The Franciscan Missionaries of Mary decided to withdraw from St. Clement in 1966. In 1970, the Newman Center, which now occupied the offices and meeting rooms adjacent to the Church, changed its name to St. Clement Student Parish. Although not canonically a parish, it took on many functions of a parish: baptisms, weddings, convert instructions (precursor to RCIA), Pre-Cana, parish council, etc. A newsletter-style bulletin was begun to connect with the hundreds of people coming to Sunday Masses.
Oblates of the Virgin Mary (1976- )
After the Franciscan Missionaries of Mary departed, many different ministries used the Shrine. The new Archbishop of Boston, Humberto Cardinal Medeiros, began searching for a new religious order to staff the Shrine and bring a unified vision to ministry. He invited the Oblates of the Virgin Mary, a small order of priests and brothers from Italy.
In 1976, Fr. Vincenzo Antolini was the first Oblate priest to arrive in Boston. Working patiently for many years, he gradually brought the Shrine and its ministries under the administrative oversight of the Oblates. He was joined by several young American priests and brothers who had studied in Italy and were sent to the new foundation in their native country. Fr. David Beauregard, Br. Luigi Falbo, Fr. Timothy Gallagher, and their Canadian confrere Fr. Ernest Sherstone were some of those early Oblates.
The many American vocations that provided Oblate priests for the community in Boston continued, and the Oblates discerned the need for a house of formation in the United States. Our Lady of Grace Seminary was opened at St. Clement in 1978. Our Lady of Grace continues to be the house of formation for Oblate seminarians from all over North America and currently includes the postulancy, novitiate, and theologate of St. Ignatius Province.
Recent Years (1990- )
In the early 1990s, the Oblates began a new chapter in the history of St. Clement with serious restoration work at the Shrine. Now 70 years of age, the church facility was in need of major structural as well as cosmetic work. Now nearly a century after construction, the restoration work is nearly complete with the recent repair of the façade and ongoing window restoration.

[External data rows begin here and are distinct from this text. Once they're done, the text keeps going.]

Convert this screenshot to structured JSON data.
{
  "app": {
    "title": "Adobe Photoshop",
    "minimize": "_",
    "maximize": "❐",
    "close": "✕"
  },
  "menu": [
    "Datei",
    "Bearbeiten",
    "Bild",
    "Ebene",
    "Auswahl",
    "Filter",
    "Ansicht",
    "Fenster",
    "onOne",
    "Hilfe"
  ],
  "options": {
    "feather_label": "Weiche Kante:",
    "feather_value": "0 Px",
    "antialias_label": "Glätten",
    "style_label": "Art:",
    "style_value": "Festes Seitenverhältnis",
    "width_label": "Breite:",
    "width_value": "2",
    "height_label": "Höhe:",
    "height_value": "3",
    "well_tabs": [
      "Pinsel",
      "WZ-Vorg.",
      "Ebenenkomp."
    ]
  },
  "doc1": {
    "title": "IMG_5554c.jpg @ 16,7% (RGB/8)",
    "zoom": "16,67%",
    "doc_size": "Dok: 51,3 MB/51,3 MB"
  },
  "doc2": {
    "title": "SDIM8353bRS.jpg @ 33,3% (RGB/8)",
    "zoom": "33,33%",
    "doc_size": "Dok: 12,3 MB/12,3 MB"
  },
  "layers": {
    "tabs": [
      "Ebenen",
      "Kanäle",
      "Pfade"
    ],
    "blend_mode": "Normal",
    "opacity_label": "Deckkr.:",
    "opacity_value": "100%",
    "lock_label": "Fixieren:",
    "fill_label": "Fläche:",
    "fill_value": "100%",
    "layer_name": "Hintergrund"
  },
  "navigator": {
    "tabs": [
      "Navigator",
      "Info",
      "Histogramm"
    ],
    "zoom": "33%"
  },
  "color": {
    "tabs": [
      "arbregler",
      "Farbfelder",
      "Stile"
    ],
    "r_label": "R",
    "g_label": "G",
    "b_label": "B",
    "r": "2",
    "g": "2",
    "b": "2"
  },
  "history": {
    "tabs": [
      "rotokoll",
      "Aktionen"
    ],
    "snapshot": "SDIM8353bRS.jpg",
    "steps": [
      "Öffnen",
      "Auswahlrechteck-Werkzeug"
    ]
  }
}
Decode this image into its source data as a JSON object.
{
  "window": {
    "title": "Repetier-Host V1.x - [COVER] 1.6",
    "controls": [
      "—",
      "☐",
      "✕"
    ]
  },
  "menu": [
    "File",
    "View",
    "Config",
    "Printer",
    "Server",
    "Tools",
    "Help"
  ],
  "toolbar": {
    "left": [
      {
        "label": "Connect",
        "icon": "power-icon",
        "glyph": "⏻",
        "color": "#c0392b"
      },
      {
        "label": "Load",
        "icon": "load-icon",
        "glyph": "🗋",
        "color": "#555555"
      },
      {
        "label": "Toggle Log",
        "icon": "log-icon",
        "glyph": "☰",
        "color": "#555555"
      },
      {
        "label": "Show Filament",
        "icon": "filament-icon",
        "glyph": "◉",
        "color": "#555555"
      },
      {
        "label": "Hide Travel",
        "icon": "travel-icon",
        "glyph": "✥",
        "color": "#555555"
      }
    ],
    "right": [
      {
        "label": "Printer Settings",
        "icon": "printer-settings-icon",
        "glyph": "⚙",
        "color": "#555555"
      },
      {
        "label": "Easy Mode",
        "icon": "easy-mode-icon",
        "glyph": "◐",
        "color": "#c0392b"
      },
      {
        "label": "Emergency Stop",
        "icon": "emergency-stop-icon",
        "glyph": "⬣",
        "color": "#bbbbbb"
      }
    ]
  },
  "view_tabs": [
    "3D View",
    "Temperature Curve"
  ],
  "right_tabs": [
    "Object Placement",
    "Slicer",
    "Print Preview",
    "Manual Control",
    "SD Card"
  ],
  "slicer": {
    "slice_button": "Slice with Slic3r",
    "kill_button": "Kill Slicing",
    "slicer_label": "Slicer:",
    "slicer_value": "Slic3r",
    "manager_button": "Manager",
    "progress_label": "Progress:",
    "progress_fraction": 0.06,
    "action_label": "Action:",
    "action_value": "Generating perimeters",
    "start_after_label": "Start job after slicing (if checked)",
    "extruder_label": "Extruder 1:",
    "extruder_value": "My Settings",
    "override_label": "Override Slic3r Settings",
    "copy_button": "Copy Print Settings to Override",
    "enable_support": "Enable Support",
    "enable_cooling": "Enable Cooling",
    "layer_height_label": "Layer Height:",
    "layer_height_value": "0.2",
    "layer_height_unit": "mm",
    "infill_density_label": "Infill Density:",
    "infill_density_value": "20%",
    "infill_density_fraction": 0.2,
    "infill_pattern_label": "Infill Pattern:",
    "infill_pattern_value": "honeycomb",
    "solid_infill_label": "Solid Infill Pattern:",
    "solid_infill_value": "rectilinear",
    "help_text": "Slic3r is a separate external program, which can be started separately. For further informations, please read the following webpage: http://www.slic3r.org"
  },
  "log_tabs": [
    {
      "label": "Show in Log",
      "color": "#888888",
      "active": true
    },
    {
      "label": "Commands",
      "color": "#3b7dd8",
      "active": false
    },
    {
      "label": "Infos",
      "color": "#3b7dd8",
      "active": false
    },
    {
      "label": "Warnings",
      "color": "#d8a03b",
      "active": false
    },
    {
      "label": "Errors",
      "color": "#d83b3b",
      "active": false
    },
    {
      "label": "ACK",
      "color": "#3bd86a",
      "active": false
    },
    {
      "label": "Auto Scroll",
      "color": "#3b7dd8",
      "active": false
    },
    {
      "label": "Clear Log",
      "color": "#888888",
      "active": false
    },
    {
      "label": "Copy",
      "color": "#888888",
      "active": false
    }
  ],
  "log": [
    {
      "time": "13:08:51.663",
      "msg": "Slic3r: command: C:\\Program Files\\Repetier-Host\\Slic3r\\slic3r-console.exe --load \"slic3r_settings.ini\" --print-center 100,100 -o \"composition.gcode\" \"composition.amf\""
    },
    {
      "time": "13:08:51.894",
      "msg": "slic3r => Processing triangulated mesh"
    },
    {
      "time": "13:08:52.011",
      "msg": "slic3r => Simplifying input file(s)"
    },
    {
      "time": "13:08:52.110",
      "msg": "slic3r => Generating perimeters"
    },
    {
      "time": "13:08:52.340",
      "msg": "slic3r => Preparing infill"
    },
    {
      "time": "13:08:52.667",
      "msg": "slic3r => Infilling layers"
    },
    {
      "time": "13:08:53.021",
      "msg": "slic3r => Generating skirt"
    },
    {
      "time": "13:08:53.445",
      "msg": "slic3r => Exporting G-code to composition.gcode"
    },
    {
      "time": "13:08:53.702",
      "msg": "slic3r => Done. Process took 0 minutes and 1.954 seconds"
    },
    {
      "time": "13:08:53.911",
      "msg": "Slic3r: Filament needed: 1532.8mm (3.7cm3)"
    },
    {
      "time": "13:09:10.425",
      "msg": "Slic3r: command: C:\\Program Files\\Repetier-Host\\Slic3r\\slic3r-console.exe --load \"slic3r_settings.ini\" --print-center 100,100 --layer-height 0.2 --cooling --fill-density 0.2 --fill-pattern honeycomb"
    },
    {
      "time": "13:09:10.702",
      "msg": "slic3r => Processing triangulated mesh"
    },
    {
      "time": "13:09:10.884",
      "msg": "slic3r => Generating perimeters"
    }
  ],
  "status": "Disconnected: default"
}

As the early structural work was completed in the late 1990s, the Oblates decided to reopen St. Clement to the people of Boston: after serving as the seminary chapel for 20 years, St. Clement began an adoration society of men and women who came to spend time in prayer before the Lord every afternoon. The adoration extended from the midday Mass until Benediction at 9 p.m.
Perpetual Adoration returned to St. Clement on the Solemnity of the Assumption, August 15, 2008. Seán Cardinal O’Malley celebrated Mass and Exposition, and since then adoration has continued without interruption 24 hours a day, every day.
St. Clement Eucharistic Shrine remains a spiritual powerhouse in the Archdiocese of Boston, as envisioned by Cardinal Cushing. Mass, Confessions, spiritual direction, young adult groups, and ministries of healing bring people together here, but above all adoration of the Lord in the Blessed Sacrament for those seeking a place of prayer, recollection, and healing.